Cannabis reform is not staying still across the EU

As Europe begins to wake up to the reality that two countries within and just outside its border (Luxembourg and Switzerland) are about to give the region its “Colorado and Washington State” moment – Portugal appears to want to up the ante even more.

In a move highly anticipated by insiders, and just before a summer of intermittent travel corridors and mutating summer holiday plans along with new variants of Covid, the Portuguese also seem determined to have their moment in the sun.

However, the Portuguese situation is also not likely to be like any of the other discussions going on in Europe at the moment. This starts with the fact that the government has been playing with the idea of drug liberalization and lassaiz faire drug reform for the last fifty years in a way unseen in any other European state.

The timing of this discussion – literally to carve out and define a national policy on adult-use – is also far from accidental.

This development means that three countries within Europe (the other two are Holland and Luxembourg) plus Switzerland are now formally debating if not implementing adult-use market guidelines and policies.

This is a tipping point. Even if the German government (for one) along with the French and Spanish, would rather ignore the entire enchilada.

Where Does This Leave Germany?

There is much speculation within the country if not beyond its borders about the impact of the national election this year on cannabis normalization. That said, while it is likely that the political winds are likely to elicit some reform (see perhaps decriminalization) it is unlikely that full boat recreational use will be on the table here for the next five years.

In the meantime, experimental and feeder markets (Greece, Malta, North Macedonia) beyond these recreational outliers, are clearly beginning to define medical cultivation markets that will feed tax coffers and create green jobs. At some point, there will be a Deutsch tipping point. The question, of course, is what might cause this.
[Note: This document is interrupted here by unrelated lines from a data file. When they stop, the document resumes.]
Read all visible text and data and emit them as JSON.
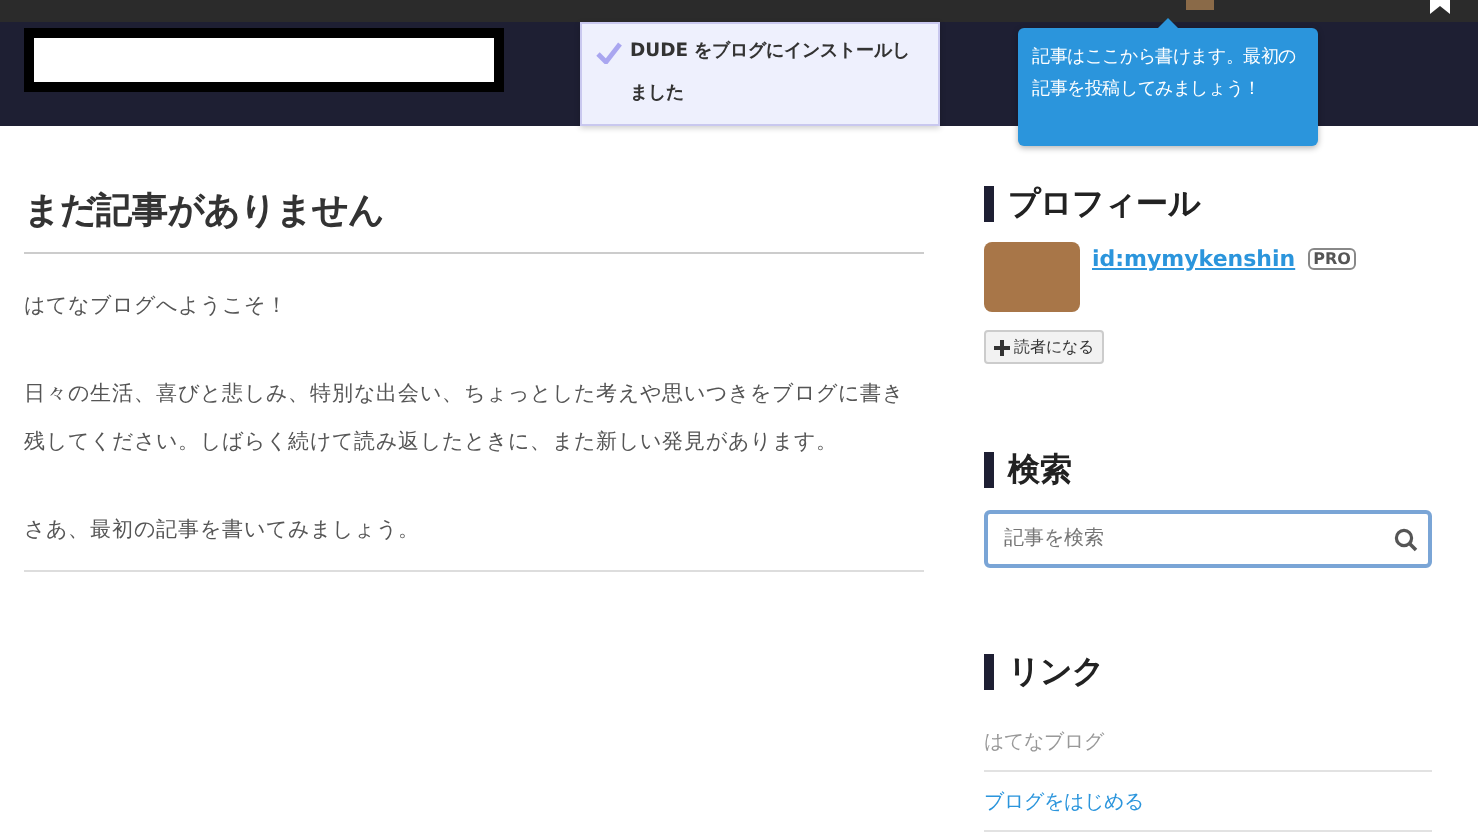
{
  "header": {
    "notification": {
      "text": "DUDE をブログにインストールしました",
      "checked": true
    },
    "tooltip": "記事はここから書けます。最初の記事を投稿してみましょう！"
  },
  "main": {
    "heading": "まだ記事がありません",
    "paragraphs": [
      "はてなブログへようこそ！",
      "日々の生活、喜びと悲しみ、特別な出会い、ちょっとした考えや思いつきをブログに書き残してください。しばらく続けて読み返したときに、また新しい発見があります。",
      "さあ、最初の記事を書いてみましょう。"
    ]
  },
  "sidebar": {
    "profile": {
      "heading": "プロフィール",
      "user_id": "id:mymykenshin",
      "badge": "PRO",
      "follow_button": "読者になる"
    },
    "search": {
      "heading": "検索",
      "placeholder": "記事を検索"
    },
    "links": {
      "heading": "リンク",
      "items": [
        {
          "label": "はてなブログ",
          "visited": true
        },
        {
          "label": "ブログをはじめる",
          "visited": false
        }
      ]
    }
  }
}
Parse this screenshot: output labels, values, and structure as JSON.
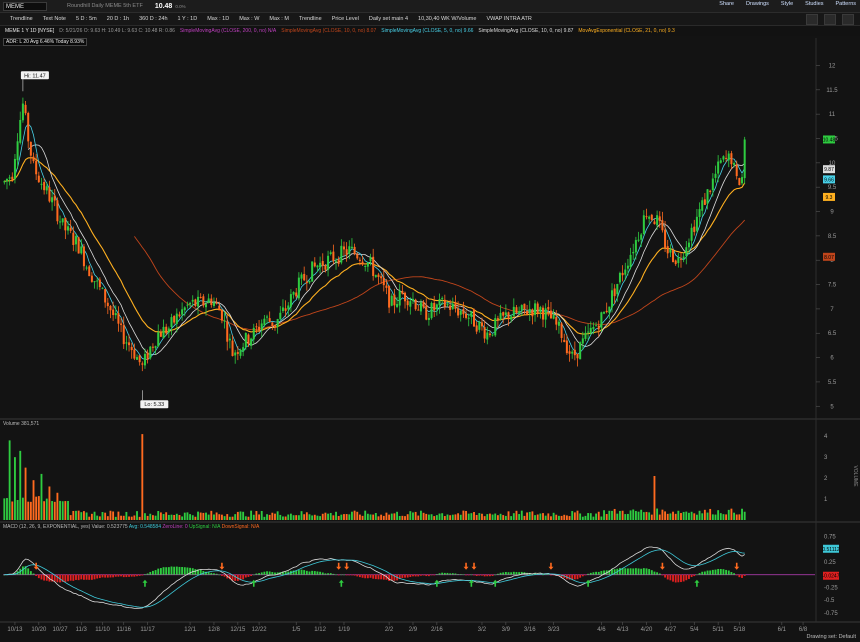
{
  "header": {
    "symbol": "MEME",
    "description": "Roundhill Daily MEME 5th ETF",
    "last": "10.48",
    "change": "0.0%",
    "buttons": [
      "Share",
      "Drawings",
      "Style",
      "Studies",
      "Patterns"
    ]
  },
  "toolbar": {
    "items": [
      "Trendline",
      "Text Note",
      "5 D : 5m",
      "20 D : 1h",
      "360 D : 24h",
      "1 Y : 1D",
      "Max : 1D",
      "Max : W",
      "Max : M",
      "Trendline",
      "Price Level",
      "Daily set main 4",
      "10,30,40 WK W/Volume",
      "VWAP INTRA ATR"
    ]
  },
  "studies_row": {
    "title": "MEME 1 Y 1D [NYSE]",
    "ohlc": "D: 5/21/26   O: 9.63   H: 10.49   L: 9.63   C: 10.48   R: 0.86",
    "sma200": "SimpleMovingAvg (CLOSE, 200, 0, no)  N/A",
    "sma10": "SimpleMovingAvg (CLOSE, 10, 0, no)  8.07",
    "sma5": "SimpleMovingAvg (CLOSE, 5, 0, no)  9.66",
    "sma10b": "SimpleMovingAvg (CLOSE, 10, 0, no)  9.87",
    "ema21": "MovAvgExponential (CLOSE, 21, 0, no)  9.3"
  },
  "adr_label": "ADR: L 20  Avg 6.46%  Today 8.93%",
  "volume_label": "Volume  381,571",
  "macd_labels": {
    "macd": "MACD (12, 26, 9, EXPONENTIAL, yes)  Value: 0.523775",
    "avg": "Avg: 0.548584",
    "zero": "ZeroLine: 0",
    "up": "UpSignal: N/A",
    "down": "DownSignal: N/A"
  },
  "drawing_set": "Drawing set: Default",
  "colors": {
    "up": "#2ecc40",
    "down": "#ff6a1f",
    "sma5": "#48d1e8",
    "sma10": "#dddddd",
    "ema21": "#ffb020",
    "sma50": "#c0451b",
    "macd_line": "#dcdcdc",
    "signal_line": "#3ec8d8",
    "hist_up": "#2ecc40",
    "hist_down": "#e02020",
    "zero_line": "#c040c0"
  },
  "chart_data": {
    "type": "candlestick",
    "price_axis": {
      "min": 4.8,
      "max": 12.4,
      "ticks": [
        5,
        5.5,
        6,
        6.5,
        7,
        7.5,
        8,
        8.5,
        9,
        9.5,
        10,
        10.5,
        11,
        11.5,
        12
      ]
    },
    "price_tags": [
      {
        "value": "10.48",
        "price": 10.48,
        "color": "#2ecc40"
      },
      {
        "value": "9.87",
        "price": 9.87,
        "color": "#dddddd"
      },
      {
        "value": "9.66",
        "price": 9.66,
        "color": "#48d1e8"
      },
      {
        "value": "9.3",
        "price": 9.3,
        "color": "#ffb020"
      },
      {
        "value": "8.07",
        "price": 8.07,
        "color": "#c0451b"
      }
    ],
    "high_annotation": {
      "text": "Hi: 11.47",
      "price": 11.47,
      "bar": 7
    },
    "low_annotation": {
      "text": "Lo: 5.33",
      "price": 5.33,
      "bar": 52
    },
    "x_labels": [
      {
        "label": "10/13",
        "bar": 4
      },
      {
        "label": "10/20",
        "bar": 13
      },
      {
        "label": "10/27",
        "bar": 21
      },
      {
        "label": "11/3",
        "bar": 29
      },
      {
        "label": "11/10",
        "bar": 37
      },
      {
        "label": "11/16",
        "bar": 45
      },
      {
        "label": "11/17",
        "bar": 54
      },
      {
        "label": "12/1",
        "bar": 70
      },
      {
        "label": "12/8",
        "bar": 79
      },
      {
        "label": "12/15",
        "bar": 88
      },
      {
        "label": "12/22",
        "bar": 96
      },
      {
        "label": "1/5",
        "bar": 110
      },
      {
        "label": "1/12",
        "bar": 119
      },
      {
        "label": "1/19",
        "bar": 128
      },
      {
        "label": "2/2",
        "bar": 145
      },
      {
        "label": "2/9",
        "bar": 154
      },
      {
        "label": "2/16",
        "bar": 163
      },
      {
        "label": "3/2",
        "bar": 180
      },
      {
        "label": "3/9",
        "bar": 189
      },
      {
        "label": "3/16",
        "bar": 198
      },
      {
        "label": "3/23",
        "bar": 207
      },
      {
        "label": "4/6",
        "bar": 225
      },
      {
        "label": "4/13",
        "bar": 233
      },
      {
        "label": "4/20",
        "bar": 242
      },
      {
        "label": "4/27",
        "bar": 251
      },
      {
        "label": "5/4",
        "bar": 260
      },
      {
        "label": "5/11",
        "bar": 269
      },
      {
        "label": "5/18",
        "bar": 277
      },
      {
        "label": "6/1",
        "bar": 293
      },
      {
        "label": "6/8",
        "bar": 301
      }
    ],
    "total_slots": 306,
    "anchors": [
      [
        0,
        9.6
      ],
      [
        3,
        9.8
      ],
      [
        5,
        10.6
      ],
      [
        7,
        11.2
      ],
      [
        9,
        10.5
      ],
      [
        11,
        9.9
      ],
      [
        13,
        9.7
      ],
      [
        16,
        9.4
      ],
      [
        19,
        9.1
      ],
      [
        22,
        8.7
      ],
      [
        25,
        8.5
      ],
      [
        28,
        8.3
      ],
      [
        31,
        7.9
      ],
      [
        34,
        7.6
      ],
      [
        37,
        7.3
      ],
      [
        40,
        7.0
      ],
      [
        44,
        6.5
      ],
      [
        48,
        6.2
      ],
      [
        52,
        5.8
      ],
      [
        55,
        6.2
      ],
      [
        58,
        6.5
      ],
      [
        62,
        6.6
      ],
      [
        66,
        6.9
      ],
      [
        70,
        7.1
      ],
      [
        74,
        7.1
      ],
      [
        78,
        7.2
      ],
      [
        82,
        6.9
      ],
      [
        86,
        6.1
      ],
      [
        90,
        6.3
      ],
      [
        94,
        6.5
      ],
      [
        98,
        6.8
      ],
      [
        102,
        6.7
      ],
      [
        106,
        7.0
      ],
      [
        110,
        7.4
      ],
      [
        114,
        7.7
      ],
      [
        118,
        7.9
      ],
      [
        122,
        8.0
      ],
      [
        126,
        8.1
      ],
      [
        130,
        8.2
      ],
      [
        134,
        8.1
      ],
      [
        138,
        7.9
      ],
      [
        142,
        7.5
      ],
      [
        146,
        7.1
      ],
      [
        150,
        7.3
      ],
      [
        154,
        7.2
      ],
      [
        158,
        6.9
      ],
      [
        162,
        7.0
      ],
      [
        166,
        7.1
      ],
      [
        170,
        7.0
      ],
      [
        174,
        6.9
      ],
      [
        178,
        6.7
      ],
      [
        182,
        6.5
      ],
      [
        186,
        6.7
      ],
      [
        190,
        6.9
      ],
      [
        194,
        6.9
      ],
      [
        198,
        7.0
      ],
      [
        202,
        7.0
      ],
      [
        206,
        6.8
      ],
      [
        210,
        6.5
      ],
      [
        214,
        6.0
      ],
      [
        218,
        6.3
      ],
      [
        222,
        6.6
      ],
      [
        226,
        6.9
      ],
      [
        230,
        7.4
      ],
      [
        234,
        7.9
      ],
      [
        238,
        8.4
      ],
      [
        242,
        9.0
      ],
      [
        246,
        8.8
      ],
      [
        250,
        8.2
      ],
      [
        254,
        8.0
      ],
      [
        258,
        8.5
      ],
      [
        262,
        9.0
      ],
      [
        266,
        9.5
      ],
      [
        270,
        10.0
      ],
      [
        274,
        10.1
      ],
      [
        276,
        9.6
      ],
      [
        278,
        9.7
      ],
      [
        279,
        10.48
      ]
    ],
    "volume_axis": {
      "min": 0,
      "max": 4.2,
      "ticks": [
        1,
        2,
        3,
        4
      ],
      "label": "VOLUME"
    },
    "volume_spikes": [
      {
        "bar": 2,
        "value": 3.8
      },
      {
        "bar": 4,
        "value": 3.0
      },
      {
        "bar": 6,
        "value": 3.3
      },
      {
        "bar": 8,
        "value": 2.5
      },
      {
        "bar": 11,
        "value": 1.9
      },
      {
        "bar": 14,
        "value": 2.2
      },
      {
        "bar": 17,
        "value": 1.6
      },
      {
        "bar": 20,
        "value": 1.3
      },
      {
        "bar": 52,
        "value": 4.1
      },
      {
        "bar": 245,
        "value": 2.1
      }
    ],
    "macd_axis": {
      "min": -0.85,
      "max": 0.8,
      "ticks": [
        0.75,
        0.5,
        0.25,
        0,
        -0.25,
        -0.5,
        -0.75
      ]
    },
    "macd_tags": [
      {
        "value": "0.51112",
        "v": 0.51,
        "color": "#3ec8d8"
      },
      {
        "value": "-0.0247",
        "v": -0.02,
        "color": "#e02020"
      }
    ]
  }
}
And when it might come.

Medical markets will only continue to push the topic forward – and of course bigger economic issues – like Post Pandemic recovery – will also feed into the debate.

Regardless, for advocates and the industry alike, the summer of 2021 is turning out to be a good one for pushing the theoretical idea of reform forward, if not exactly the mechanics, in countries across the region like never before.

Be sure to book your tickets to the International Cannabis Business Conference when it returns to Berlin this August!